You may notice when in the shower or brushing your hair that some of your hair seems to be falling out. How much hair loss is normal? People may shed between 50-150 hairs a day as part of the normal hair growth cycle. We will discuss when hair loss is normal and when it may be a cause for concern.

Normal Hair Loss Cycle

Our hair follicles are formed in utero as embryos. As we grow, so does our hair. Throughout our lives, hair growth and loss happens in three stages: anagen, catagen, and telogen.

  • Anagen: During this growth phase, follicles will produce an entire hair shaft from tip to root.

  • Catagen and Telogen: These are resting phases of the hair follicles.

  • Telogen to Anagen Transition: A new hair shaft forms in the follicle next to the existing hair shaft.
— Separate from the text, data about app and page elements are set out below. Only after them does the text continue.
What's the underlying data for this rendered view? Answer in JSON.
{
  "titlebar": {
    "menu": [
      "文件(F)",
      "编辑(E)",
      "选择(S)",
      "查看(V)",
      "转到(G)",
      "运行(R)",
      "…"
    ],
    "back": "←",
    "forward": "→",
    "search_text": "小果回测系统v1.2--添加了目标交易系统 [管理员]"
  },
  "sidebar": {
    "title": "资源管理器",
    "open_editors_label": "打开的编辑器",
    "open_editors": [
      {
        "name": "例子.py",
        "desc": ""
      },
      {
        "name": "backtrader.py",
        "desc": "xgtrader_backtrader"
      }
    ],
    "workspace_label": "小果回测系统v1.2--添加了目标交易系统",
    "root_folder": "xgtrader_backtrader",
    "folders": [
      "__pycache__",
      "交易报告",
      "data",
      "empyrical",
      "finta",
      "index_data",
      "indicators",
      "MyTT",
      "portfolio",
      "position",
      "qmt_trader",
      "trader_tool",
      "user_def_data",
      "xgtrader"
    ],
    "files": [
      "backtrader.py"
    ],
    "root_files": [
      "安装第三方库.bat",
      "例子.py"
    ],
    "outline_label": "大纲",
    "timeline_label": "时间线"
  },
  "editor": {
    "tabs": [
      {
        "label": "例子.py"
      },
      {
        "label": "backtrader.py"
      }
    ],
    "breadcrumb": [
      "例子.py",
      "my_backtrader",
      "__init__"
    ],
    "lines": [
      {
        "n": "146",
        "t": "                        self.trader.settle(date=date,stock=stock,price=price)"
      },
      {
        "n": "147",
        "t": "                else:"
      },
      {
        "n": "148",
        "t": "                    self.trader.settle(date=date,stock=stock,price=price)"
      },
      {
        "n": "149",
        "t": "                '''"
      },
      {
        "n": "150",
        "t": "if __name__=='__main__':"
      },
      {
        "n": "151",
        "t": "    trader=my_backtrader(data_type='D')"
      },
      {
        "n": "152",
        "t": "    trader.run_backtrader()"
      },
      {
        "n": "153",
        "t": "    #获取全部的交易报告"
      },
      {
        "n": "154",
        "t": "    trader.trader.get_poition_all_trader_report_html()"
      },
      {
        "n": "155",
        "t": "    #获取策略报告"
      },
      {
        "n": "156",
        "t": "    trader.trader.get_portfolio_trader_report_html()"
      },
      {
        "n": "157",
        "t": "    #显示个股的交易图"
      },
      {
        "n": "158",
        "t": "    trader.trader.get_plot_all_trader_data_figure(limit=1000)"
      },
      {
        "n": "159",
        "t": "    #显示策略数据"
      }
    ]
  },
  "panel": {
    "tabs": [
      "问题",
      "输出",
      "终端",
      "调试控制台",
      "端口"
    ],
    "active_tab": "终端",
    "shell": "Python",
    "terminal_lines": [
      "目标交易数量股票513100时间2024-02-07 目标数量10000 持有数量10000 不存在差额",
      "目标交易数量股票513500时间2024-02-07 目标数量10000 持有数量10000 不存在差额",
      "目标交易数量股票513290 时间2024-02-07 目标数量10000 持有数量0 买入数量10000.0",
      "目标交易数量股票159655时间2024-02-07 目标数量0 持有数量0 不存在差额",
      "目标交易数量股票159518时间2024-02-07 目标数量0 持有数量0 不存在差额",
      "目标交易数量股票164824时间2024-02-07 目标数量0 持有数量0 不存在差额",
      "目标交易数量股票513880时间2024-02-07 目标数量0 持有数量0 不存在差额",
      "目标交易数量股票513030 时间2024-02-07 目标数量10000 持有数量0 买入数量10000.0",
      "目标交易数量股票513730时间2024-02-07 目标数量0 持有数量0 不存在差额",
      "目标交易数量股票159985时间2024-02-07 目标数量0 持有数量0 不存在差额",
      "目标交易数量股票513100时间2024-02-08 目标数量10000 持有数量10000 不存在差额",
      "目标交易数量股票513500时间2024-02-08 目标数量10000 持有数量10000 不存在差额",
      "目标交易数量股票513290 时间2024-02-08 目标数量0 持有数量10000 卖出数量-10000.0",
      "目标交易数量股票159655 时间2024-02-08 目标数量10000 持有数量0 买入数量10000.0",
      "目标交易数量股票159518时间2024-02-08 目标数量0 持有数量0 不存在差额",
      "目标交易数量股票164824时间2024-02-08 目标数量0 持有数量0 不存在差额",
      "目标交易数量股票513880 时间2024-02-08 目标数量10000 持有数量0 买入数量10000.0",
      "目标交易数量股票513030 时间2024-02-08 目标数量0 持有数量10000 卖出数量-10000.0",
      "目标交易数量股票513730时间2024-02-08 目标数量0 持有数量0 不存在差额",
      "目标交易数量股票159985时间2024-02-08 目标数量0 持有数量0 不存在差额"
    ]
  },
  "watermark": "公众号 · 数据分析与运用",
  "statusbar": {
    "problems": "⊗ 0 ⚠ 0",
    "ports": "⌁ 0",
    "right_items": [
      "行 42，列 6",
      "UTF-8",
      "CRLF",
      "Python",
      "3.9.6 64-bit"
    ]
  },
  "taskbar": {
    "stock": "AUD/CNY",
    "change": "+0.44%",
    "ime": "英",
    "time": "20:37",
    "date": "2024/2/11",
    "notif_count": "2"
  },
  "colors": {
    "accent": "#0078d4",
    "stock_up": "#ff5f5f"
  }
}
The new hair forces the existing hair to be shed and will emerge from the same follicle as the previous once.

This routine process ensures that hair remains healthy. Minor, regular hair loss is simply part of the growth cycle and is no cause for concern.

When Hair Loss Is Not Normal

Many conditions can cause temporary excessive hair loss:

  • pregnancy

  • medication

  • vitamin deficiency

  • scalp infections

  • thyroid problems

When these conditions are properly treated or come to a natural end, excessive hair loss generally ceases and normal growth returns.

Some causes of hair loss are more permanent. Behavioral disorders such as hair pulling, alopecia areata, or diseases which cause scalp scarring, can lead to permanent hair loss.

Your genes can also play a large role in permanent hair loss. Male pattern baldness is caused by genes and a change in male sex hormones. The hair follicles begin producing smaller, thinner hairs and eventually cease producing hair all together. The actual follicle, though, remains alive. The typical pattern of hair loss begins with a receding hairline that may form an “M” shape. Over time, the hair on the crown of the head will dissipate leaving a “U” shaped hair pattern.

Female pattern baldness is different from that of their male counterparts. Hair loss generally begins along the part and doesn’t follow the same “M” pattern. Female pattern baldness rarely progresses to total baldness as male pattern baldness can. The reasons for female pattern baldness are not well understood but are thought to include aging, changes in male hormones, and family history.